So, a few days into my son's hospital stay, I was back at my house for a change of clothes and a new novel. I chose "The False Prince" by Jennifer Nielsen, and I am soooo glad I did! This was an amazing story of danger, intrigue and disguise. Four orphans are chosen by a shady nobleman to learn the traits of the prince who died a few years before. It is a cutthroat competition where one will win and claim the throne (Anastasia style) and the rest will have to be...silenced. I want so much to share spoilers, but I will sit on my hands (for a moment) and resist the urge. Just have to say that the plotting (writing-wise and otherwise) was so wonderfully woven. I suspected the truth and LOVED the big reveal 3/4 of the way into the book. So very satisfying. This one got me through the wait next to the MRI and later in Radiology as a PICC line was inserted into my kiddo's arm. But the story and the characters (especially Sage) were so powerful, it was easy to immerse myself into the world Jennifer Nielsen created.
By the time I finished it, the hospital was starting to feel like home (kinda) and we got past the seriousness of all the sicky-stuff. Having a great book as a distraction helped, so that we could laugh and get silly and take pictures like this:
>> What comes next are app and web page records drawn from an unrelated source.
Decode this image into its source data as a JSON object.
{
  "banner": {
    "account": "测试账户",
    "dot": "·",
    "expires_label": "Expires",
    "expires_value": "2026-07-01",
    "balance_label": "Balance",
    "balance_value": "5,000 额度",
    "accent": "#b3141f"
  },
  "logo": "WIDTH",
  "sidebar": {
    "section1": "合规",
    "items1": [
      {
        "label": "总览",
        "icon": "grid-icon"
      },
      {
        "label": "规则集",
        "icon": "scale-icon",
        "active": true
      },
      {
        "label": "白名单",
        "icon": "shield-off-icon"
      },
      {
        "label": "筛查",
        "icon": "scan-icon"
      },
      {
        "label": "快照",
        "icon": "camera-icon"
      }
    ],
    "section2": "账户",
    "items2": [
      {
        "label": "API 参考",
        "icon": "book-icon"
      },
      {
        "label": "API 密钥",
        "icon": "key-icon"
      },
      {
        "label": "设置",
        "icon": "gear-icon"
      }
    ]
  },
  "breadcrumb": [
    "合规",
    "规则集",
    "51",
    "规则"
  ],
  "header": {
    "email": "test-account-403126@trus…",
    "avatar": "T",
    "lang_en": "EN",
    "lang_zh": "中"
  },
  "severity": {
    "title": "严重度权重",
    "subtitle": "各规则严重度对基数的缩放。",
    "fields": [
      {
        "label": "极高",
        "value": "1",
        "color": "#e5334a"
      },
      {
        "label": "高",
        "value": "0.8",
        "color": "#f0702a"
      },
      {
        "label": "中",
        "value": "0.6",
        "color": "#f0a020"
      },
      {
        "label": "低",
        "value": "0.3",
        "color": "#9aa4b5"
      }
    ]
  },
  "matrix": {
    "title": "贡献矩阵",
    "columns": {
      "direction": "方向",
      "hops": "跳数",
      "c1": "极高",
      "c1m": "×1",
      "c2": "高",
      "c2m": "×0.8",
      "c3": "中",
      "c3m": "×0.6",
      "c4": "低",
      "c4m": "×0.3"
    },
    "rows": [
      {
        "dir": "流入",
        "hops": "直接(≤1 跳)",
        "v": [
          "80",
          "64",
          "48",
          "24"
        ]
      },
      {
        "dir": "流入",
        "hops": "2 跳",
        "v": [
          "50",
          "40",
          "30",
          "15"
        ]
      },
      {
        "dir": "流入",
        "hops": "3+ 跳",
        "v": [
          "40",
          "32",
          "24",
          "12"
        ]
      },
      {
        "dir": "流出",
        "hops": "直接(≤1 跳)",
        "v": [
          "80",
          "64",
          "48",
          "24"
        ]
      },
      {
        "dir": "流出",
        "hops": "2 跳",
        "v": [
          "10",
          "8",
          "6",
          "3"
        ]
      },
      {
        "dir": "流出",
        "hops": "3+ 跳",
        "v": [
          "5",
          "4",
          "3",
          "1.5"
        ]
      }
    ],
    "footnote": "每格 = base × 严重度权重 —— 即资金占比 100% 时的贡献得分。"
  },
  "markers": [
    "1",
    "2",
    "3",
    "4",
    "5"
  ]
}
I just have to add one more book to this list. I have been reading "The Dragon's Tooth" by N.D. Wilson the past week. Oh Boy! That was a fun read! After about forty-some pages, I realized this was a retelling of "Treasure Island". It was all there, the lonely boy, the ramshackle inn, the mysterious guest with a nickname of Billy Bones. I was already interested, but at that point, you could not have pried the book out of my hand. (Though I did set it down for meal-prep and writing work and mothering and sleep.) But whenever I could find an excuse, it was in my lap and I was right with Cyrus and his sister, trying to figure out where the talented Mr. Wilson was going to take this creepy, adventuresome tale. When the character Big Ben Stirling shows up in the kitchen of the secret society, I laughed out loud. Loved the clever writing and fabulous characters and wonderfully elaborate world. I highly recommend it to thrill-seeking MG readers and up.